— Sporting News (@sportingnews) June 30, 2016
Well played indeed. Bonus: here's a piece on how your Twitter is most likely to be hacked (through your weakest third party app).
So I put the woodsaw chip on my shoulder for Robert Cringely's howl in the wind about the state on online journalism:
I remain amazed at how hard it is to reach a large audience. The idea when I was teaching was that there were gatekeepers at big newspapers, magazines, and news networks who decided what was news and what was not. Well the Internet was supposed to change all that. But it really didn’t.
Righto. Which led a commenter to meekly argue:
But Bob, you can write books (like your IBM book) and write stories on your own blog more easily than ever before in history. Monetizing them might be more difficult...
Ya think? Yeah, just the wee issue of monetization, in other words, THE ONE INGREDIENT THAT MAKES A CREATIVE CAREER SUSTAINABLE. Yeah, aside from monetization, all is well. Isn't it swell that Internet krishnas are always ready with life vests.
I can't leave you on that gristle, so how about a YouTube pick: John Cale's sublime cover of Leonard Cohen's Hallelujah, perhaps? Or maybe Donny Iris' one hit AOR wonder Ah Leah! (complete with cheezfest music video?) Or the army vet who saved an eagle by shooting it out of a tree? That should do it. Now I'm gonna commiserate with Celtics fans who lost out on the Kevin Durant sweepstakes. I'll leave you with this fine tweet. See you next time...

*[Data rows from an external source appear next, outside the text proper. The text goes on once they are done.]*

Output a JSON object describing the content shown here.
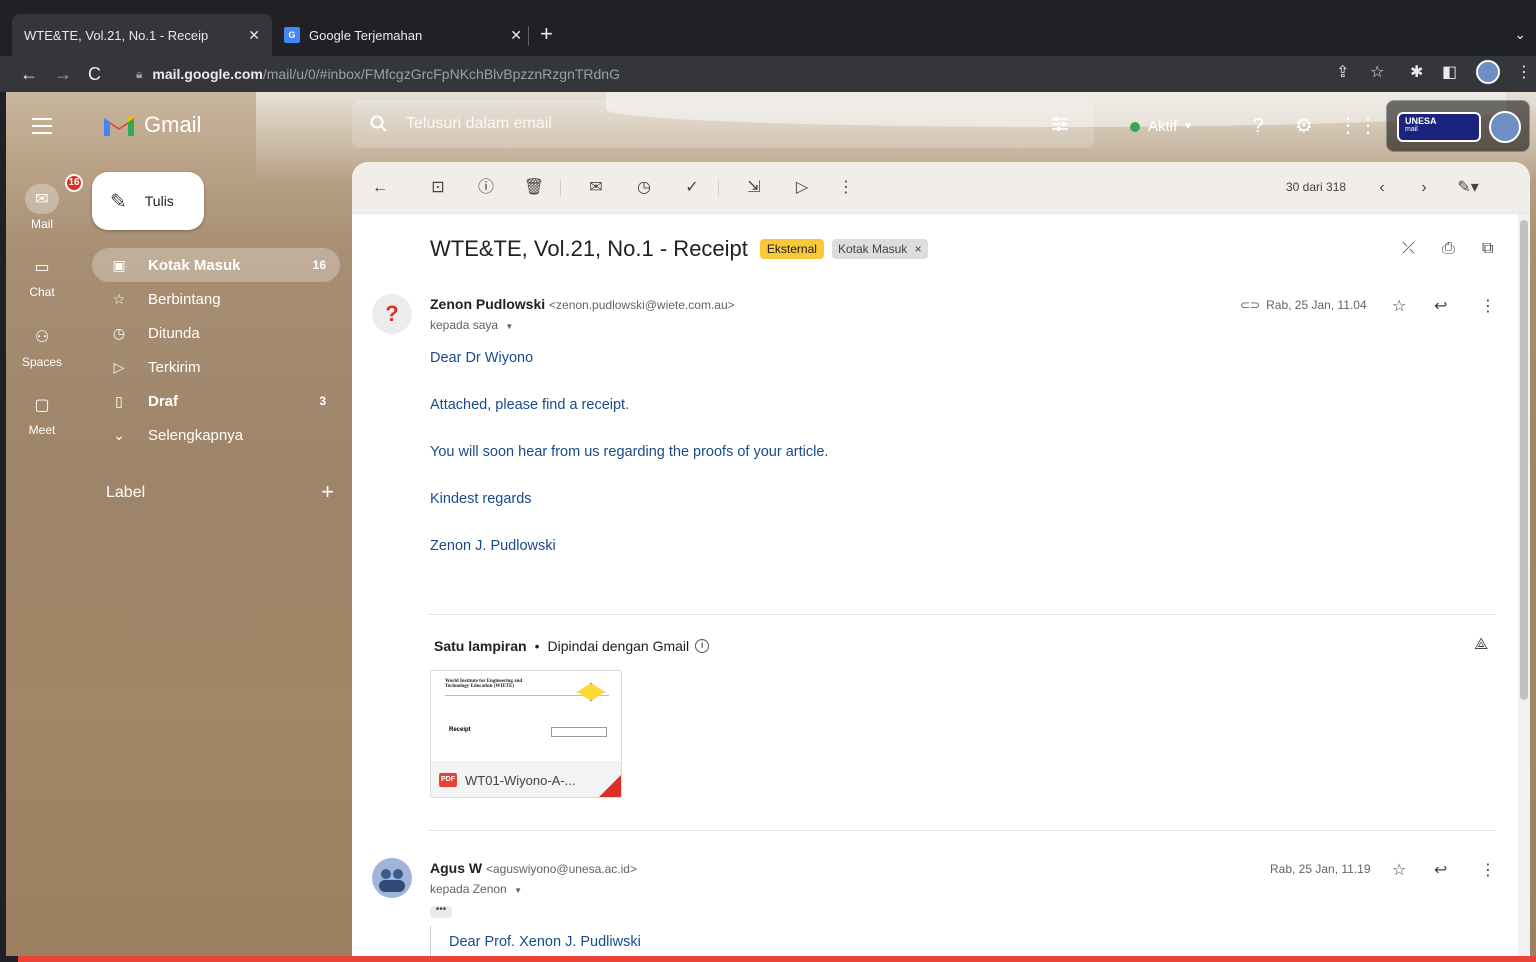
{
  "browser": {
    "tabs": [
      {
        "title": "WTE&TE, Vol.21, No.1 - Receip",
        "active": true,
        "favicon": "gmail-favicon"
      },
      {
        "title": "Google Terjemahan",
        "active": false,
        "favicon": "translate-favicon"
      }
    ],
    "url_host": "mail.google.com",
    "url_path": "/mail/u/0/#inbox/FMfcgzGrcFpNKchBlvBpzznRzgnTRdnG"
  },
  "gmail": {
    "logo_text": "Gmail",
    "search_placeholder": "Telusuri dalam email",
    "status": "Aktif",
    "account_logo_text": "UNESA",
    "account_logo_sub": "mail",
    "rail": [
      {
        "label": "Mail",
        "badge": "16"
      },
      {
        "label": "Chat"
      },
      {
        "label": "Spaces"
      },
      {
        "label": "Meet"
      }
    ],
    "compose_label": "Tulis",
    "nav": [
      {
        "label": "Kotak Masuk",
        "count": "16",
        "icon": "inbox-icon"
      },
      {
        "label": "Berbintang",
        "count": "",
        "icon": "star-icon"
      },
      {
        "label": "Ditunda",
        "count": "",
        "icon": "clock-icon"
      },
      {
        "label": "Terkirim",
        "count": "",
        "icon": "send-icon"
      },
      {
        "label": "Draf",
        "count": "3",
        "icon": "draft-icon"
      },
      {
        "label": "Selengkapnya",
        "count": "",
        "icon": "chevron-down-icon"
      }
    ],
    "label_heading": "Label"
  },
  "toolbar": {
    "pager": "30 dari 318"
  },
  "thread": {
    "subject": "WTE&TE, Vol.21, No.1 - Receipt",
    "tag_external": "Eksternal",
    "tag_inbox": "Kotak Masuk",
    "message1": {
      "sender_name": "Zenon Pudlowski",
      "sender_email": "<zenon.pudlowski@wiete.com.au>",
      "to": "kepada saya",
      "date": "Rab, 25 Jan, 11.04",
      "body": [
        "Dear Dr Wiyono",
        "Attached, please find a receipt.",
        "You will soon hear from us regarding the proofs of your article.",
        "Kindest regards",
        "Zenon J. Pudlowski"
      ],
      "attachment_heading": "Satu lampiran",
      "attachment_scan": "Dipindai dengan Gmail",
      "attachment_name": "WT01-Wiyono-A-...",
      "attachment_type": "PDF",
      "attachment_preview_title": "World Institute for Engineering and Technology Education (WIETE)",
      "attachment_preview_receipt": "Receipt"
    },
    "message2": {
      "sender_name": "Agus W",
      "sender_email": "<aguswiyono@unesa.ac.id>",
      "to": "kepada Zenon",
      "date": "Rab, 25 Jan, 11.19",
      "quote": "Dear Prof. Xenon J. Pudliwski"
    }
  }
}
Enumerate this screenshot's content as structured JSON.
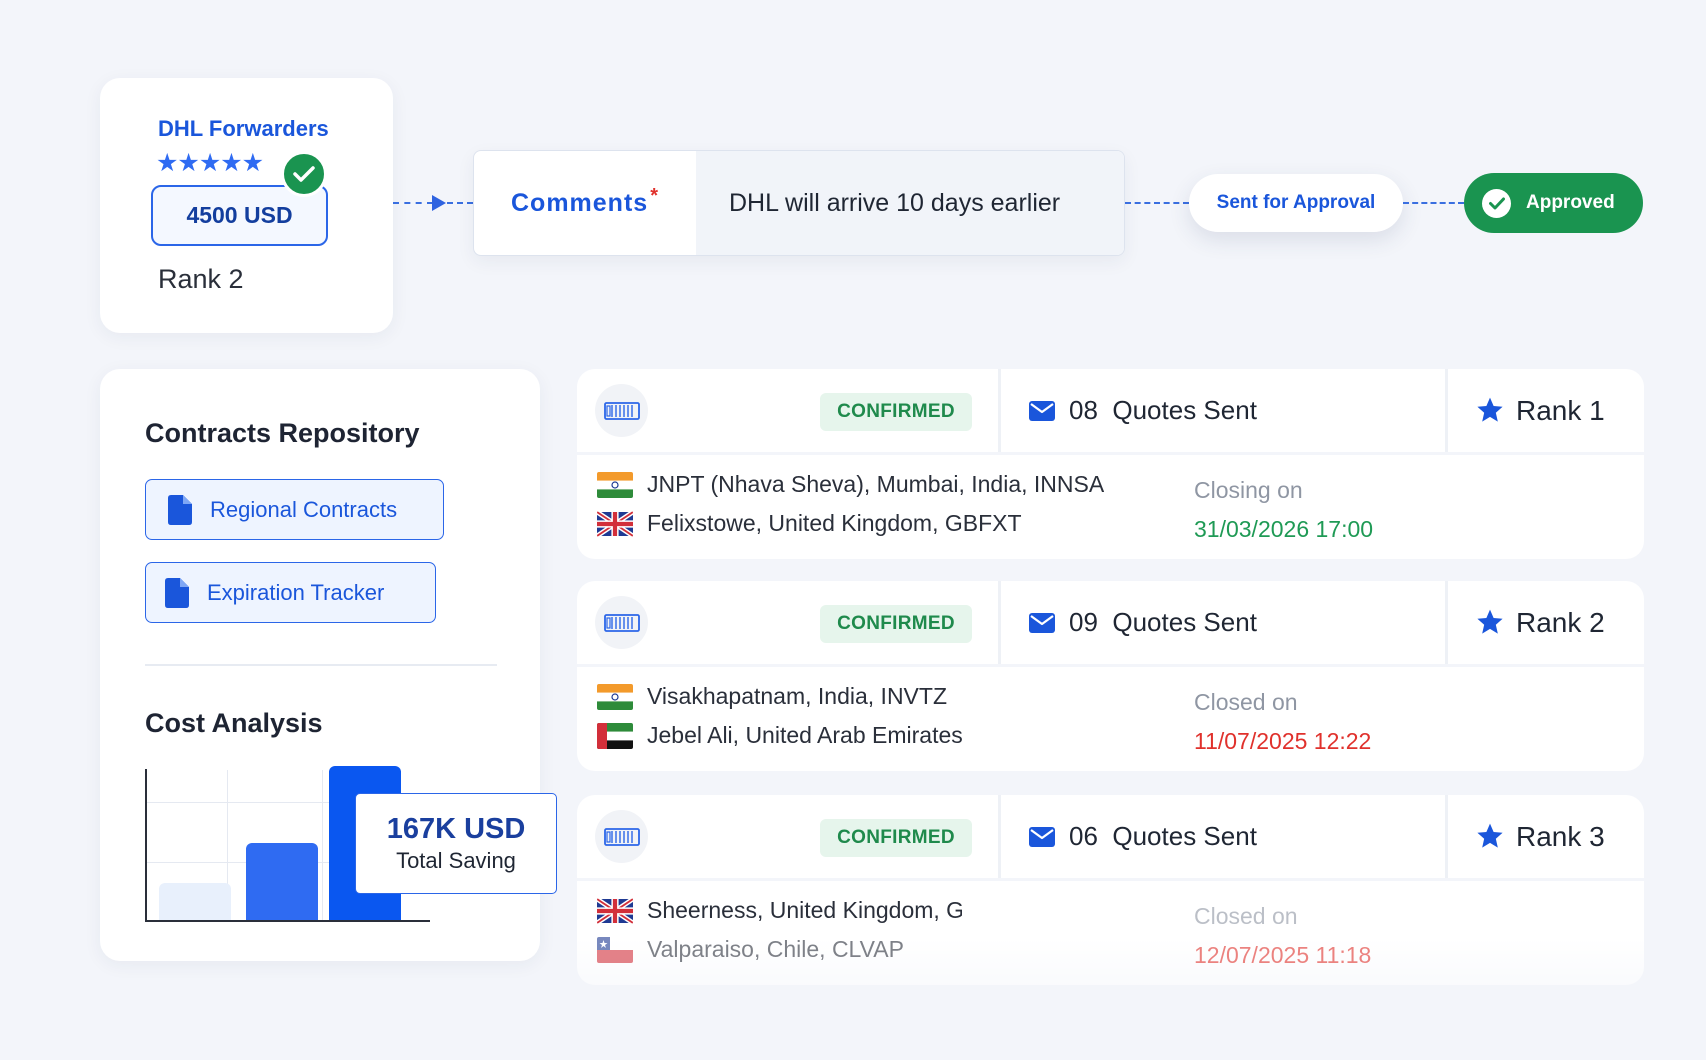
{
  "vendor_card": {
    "name": "DHL Forwarders",
    "stars": "★★★★★",
    "price": "4500 USD",
    "rank": "Rank 2"
  },
  "comments": {
    "label": "Comments",
    "required_mark": "*",
    "text": "DHL will arrive 10 days earlier"
  },
  "workflow": {
    "sent_label": "Sent for Approval",
    "approved_label": "Approved"
  },
  "repository": {
    "title": "Contracts Repository",
    "buttons": [
      {
        "label": "Regional Contracts"
      },
      {
        "label": "Expiration Tracker"
      }
    ],
    "cost_title": "Cost Analysis",
    "saving_amount": "167K USD",
    "saving_label": "Total Saving"
  },
  "chart_data": {
    "type": "bar",
    "title": "Cost Analysis",
    "categories": [
      "",
      "",
      ""
    ],
    "values": [
      0.24,
      0.5,
      1.0
    ],
    "colors": [
      "#e8f0fc",
      "#2f6bf2",
      "#0a57f0"
    ],
    "grid": true
  },
  "shipments": [
    {
      "status": "CONFIRMED",
      "quotes_count": "08",
      "quotes_label": "Quotes Sent",
      "rank": "Rank 1",
      "origin": "JNPT (Nhava Sheva), Mumbai, India, INNSA",
      "origin_flag": "india-flag",
      "destination": "Felixstowe, United Kingdom, GBFXT",
      "destination_flag": "uk-flag",
      "closing_label": "Closing on",
      "closing_date": "31/03/2026 17:00",
      "closing_color": "#1f9a55"
    },
    {
      "status": "CONFIRMED",
      "quotes_count": "09",
      "quotes_label": "Quotes Sent",
      "rank": "Rank 2",
      "origin": "Visakhapatnam, India, INVTZ",
      "origin_flag": "india-flag",
      "destination": "Jebel Ali, United Arab Emirates",
      "destination_flag": "uae-flag",
      "closing_label": "Closed on",
      "closing_date": "11/07/2025 12:22",
      "closing_color": "#e0312c"
    },
    {
      "status": "CONFIRMED",
      "quotes_count": "06",
      "quotes_label": "Quotes Sent",
      "rank": "Rank 3",
      "origin": "Sheerness, United Kingdom, G",
      "origin_flag": "uk-flag",
      "destination": "Valparaiso, Chile, CLVAP",
      "destination_flag": "chile-flag",
      "closing_label": "Closed on",
      "closing_date": "12/07/2025 11:18",
      "closing_color": "#e0312c"
    }
  ],
  "colors": {
    "accent_blue": "#1a56db",
    "success_green": "#1a9450",
    "background": "#f3f5fa"
  }
}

A beautiful soul has left us who reminded us to fight for what we believe in and never be indifferent. pic.twitter.com/Q4UMEEHE7X
— Marc Benioff (@Benioff) July 3, 2016